**Data for this exercise:**
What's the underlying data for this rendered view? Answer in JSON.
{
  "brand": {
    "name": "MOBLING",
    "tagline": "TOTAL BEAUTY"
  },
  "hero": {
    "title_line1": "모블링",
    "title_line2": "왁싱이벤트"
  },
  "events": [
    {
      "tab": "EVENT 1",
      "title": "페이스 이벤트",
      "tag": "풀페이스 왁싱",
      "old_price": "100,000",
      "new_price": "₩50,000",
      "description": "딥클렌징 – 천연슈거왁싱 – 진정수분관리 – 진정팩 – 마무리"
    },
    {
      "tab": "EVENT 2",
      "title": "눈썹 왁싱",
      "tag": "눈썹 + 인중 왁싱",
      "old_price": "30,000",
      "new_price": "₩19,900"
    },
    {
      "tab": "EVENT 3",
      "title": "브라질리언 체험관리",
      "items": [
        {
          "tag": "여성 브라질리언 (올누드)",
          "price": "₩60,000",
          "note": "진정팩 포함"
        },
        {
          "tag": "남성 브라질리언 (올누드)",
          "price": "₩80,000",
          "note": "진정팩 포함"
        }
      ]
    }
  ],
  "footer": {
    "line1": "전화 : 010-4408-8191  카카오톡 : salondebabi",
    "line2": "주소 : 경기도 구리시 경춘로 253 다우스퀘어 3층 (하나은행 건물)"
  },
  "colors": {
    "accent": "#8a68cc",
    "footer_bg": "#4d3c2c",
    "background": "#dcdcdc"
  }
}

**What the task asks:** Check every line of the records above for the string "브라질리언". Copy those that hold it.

**Task result:**
      "title": "브라질리언 체험관리",
          "tag": "여성 브라질리언 (올누드)",
          "tag": "남성 브라질리언 (올누드)",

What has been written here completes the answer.